**TASK GOAL:**
Exactly as they appear, set down all of the records.

**WORKING DATA:**
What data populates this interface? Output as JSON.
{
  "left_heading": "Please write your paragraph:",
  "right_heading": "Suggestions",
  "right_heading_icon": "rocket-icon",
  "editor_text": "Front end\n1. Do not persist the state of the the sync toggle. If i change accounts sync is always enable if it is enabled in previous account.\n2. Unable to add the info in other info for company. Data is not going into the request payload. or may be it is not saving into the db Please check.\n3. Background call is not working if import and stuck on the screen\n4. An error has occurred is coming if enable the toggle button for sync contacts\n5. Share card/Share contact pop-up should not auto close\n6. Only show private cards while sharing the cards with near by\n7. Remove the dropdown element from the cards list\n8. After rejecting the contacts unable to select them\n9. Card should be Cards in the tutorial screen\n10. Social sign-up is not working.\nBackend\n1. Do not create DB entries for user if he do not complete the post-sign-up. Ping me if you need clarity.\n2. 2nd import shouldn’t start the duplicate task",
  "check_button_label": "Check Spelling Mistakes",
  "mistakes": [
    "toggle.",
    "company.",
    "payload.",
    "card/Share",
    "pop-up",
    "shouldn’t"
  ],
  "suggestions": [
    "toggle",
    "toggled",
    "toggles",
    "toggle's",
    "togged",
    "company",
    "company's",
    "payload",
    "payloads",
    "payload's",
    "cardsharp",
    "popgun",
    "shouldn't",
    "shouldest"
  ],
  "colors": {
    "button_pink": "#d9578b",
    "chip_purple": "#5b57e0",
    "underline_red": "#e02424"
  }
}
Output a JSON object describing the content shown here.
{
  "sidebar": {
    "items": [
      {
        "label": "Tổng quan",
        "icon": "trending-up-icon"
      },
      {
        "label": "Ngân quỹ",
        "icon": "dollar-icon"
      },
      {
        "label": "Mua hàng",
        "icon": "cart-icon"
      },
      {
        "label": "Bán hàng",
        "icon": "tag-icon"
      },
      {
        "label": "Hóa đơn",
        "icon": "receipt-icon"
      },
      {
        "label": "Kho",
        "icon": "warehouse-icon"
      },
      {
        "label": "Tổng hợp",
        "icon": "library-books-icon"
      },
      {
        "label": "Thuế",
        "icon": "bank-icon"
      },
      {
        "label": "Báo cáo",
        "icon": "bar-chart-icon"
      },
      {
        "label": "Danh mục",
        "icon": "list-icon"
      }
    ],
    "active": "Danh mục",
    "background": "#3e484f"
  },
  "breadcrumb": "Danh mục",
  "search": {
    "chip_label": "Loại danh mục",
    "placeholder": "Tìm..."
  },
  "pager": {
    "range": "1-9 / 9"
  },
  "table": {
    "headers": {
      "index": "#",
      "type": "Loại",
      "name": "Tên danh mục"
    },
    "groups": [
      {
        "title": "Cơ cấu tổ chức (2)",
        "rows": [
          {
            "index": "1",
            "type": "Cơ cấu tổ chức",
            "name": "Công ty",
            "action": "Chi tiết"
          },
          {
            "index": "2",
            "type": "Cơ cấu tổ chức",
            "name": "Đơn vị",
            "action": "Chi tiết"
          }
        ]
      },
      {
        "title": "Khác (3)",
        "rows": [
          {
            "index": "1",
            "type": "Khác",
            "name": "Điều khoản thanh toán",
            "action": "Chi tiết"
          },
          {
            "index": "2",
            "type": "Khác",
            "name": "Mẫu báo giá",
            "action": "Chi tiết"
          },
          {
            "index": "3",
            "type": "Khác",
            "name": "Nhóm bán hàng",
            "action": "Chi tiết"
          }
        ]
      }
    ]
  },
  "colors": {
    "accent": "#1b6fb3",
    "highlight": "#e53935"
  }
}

**SOLUTION FOR THIS TASK:**
What data populates this interface? Output as JSON.
{
  "left_heading": "Please write your paragraph:",
  "right_heading": "Suggestions",
  "right_heading_icon": "rocket-icon",
  "editor_text": "Front end\n1. Do not persist the state of the the sync toggle. If i change accounts sync is always enable if it is enabled in previous account.\n2. Unable to add the info in other info for company. Data is not going into the request payload. or may be it is not saving into the db Please check.\n3. Background call is not working if import and stuck on the screen\n4. An error has occurred is coming if enable the toggle button for sync contacts\n5. Share card/Share contact pop-up should not auto close\n6. Only show private cards while sharing the cards with near by\n7. Remove the dropdown element from the cards list\n8. After rejecting the contacts unable to select them\n9. Card should be Cards in the tutorial screen\n10. Social sign-up is not working.\nBackend\n1. Do not create DB entries for user if he do not complete the post-sign-up. Ping me if you need clarity.\n2. 2nd import shouldn’t start the duplicate task",
  "check_button_label": "Check Spelling Mistakes",
  "mistakes": [
    "toggle.",
    "company.",
    "payload.",
    "card/Share",
    "pop-up",
    "shouldn’t"
  ],
  "suggestions": [
    "toggle",
    "toggled",
    "toggles",
    "toggle's",
    "togged",
    "company",
    "company's",
    "payload",
    "payloads",
    "payload's",
    "cardsharp",
    "popgun",
    "shouldn't",
    "shouldest"
  ],
  "colors": {
    "button_pink": "#d9578b",
    "chip_purple": "#5b57e0",
    "underline_red": "#e02424"
  }
}
Output a JSON object describing the content shown here.
{
  "sidebar": {
    "items": [
      {
        "label": "Tổng quan",
        "icon": "trending-up-icon"
      },
      {
        "label": "Ngân quỹ",
        "icon": "dollar-icon"
      },
      {
        "label": "Mua hàng",
        "icon": "cart-icon"
      },
      {
        "label": "Bán hàng",
        "icon": "tag-icon"
      },
      {
        "label": "Hóa đơn",
        "icon": "receipt-icon"
      },
      {
        "label": "Kho",
        "icon": "warehouse-icon"
      },
      {
        "label": "Tổng hợp",
        "icon": "library-books-icon"
      },
      {
        "label": "Thuế",
        "icon": "bank-icon"
      },
      {
        "label": "Báo cáo",
        "icon": "bar-chart-icon"
      },
      {
        "label": "Danh mục",
        "icon": "list-icon"
      }
    ],
    "active": "Danh mục",
    "background": "#3e484f"
  },
  "breadcrumb": "Danh mục",
  "search": {
    "chip_label": "Loại danh mục",
    "placeholder": "Tìm..."
  },
  "pager": {
    "range": "1-9 / 9"
  },
  "table": {
    "headers": {
      "index": "#",
      "type": "Loại",
      "name": "Tên danh mục"
    },
    "groups": [
      {
        "title": "Cơ cấu tổ chức (2)",
        "rows": [
          {
            "index": "1",
            "type": "Cơ cấu tổ chức",
            "name": "Công ty",
            "action": "Chi tiết"
          },
          {
            "index": "2",
            "type": "Cơ cấu tổ chức",
            "name": "Đơn vị",
            "action": "Chi tiết"
          }
        ]
      },
      {
        "title": "Khác (3)",
        "rows": [
          {
            "index": "1",
            "type": "Khác",
            "name": "Điều khoản thanh toán",
            "action": "Chi tiết"
          },
          {
            "index": "2",
            "type": "Khác",
            "name": "Mẫu báo giá",
            "action": "Chi tiết"
          },
          {
            "index": "3",
            "type": "Khác",
            "name": "Nhóm bán hàng",
            "action": "Chi tiết"
          }
        ]
      }
    ]
  },
  "colors": {
    "accent": "#1b6fb3",
    "highlight": "#e53935"
  }
}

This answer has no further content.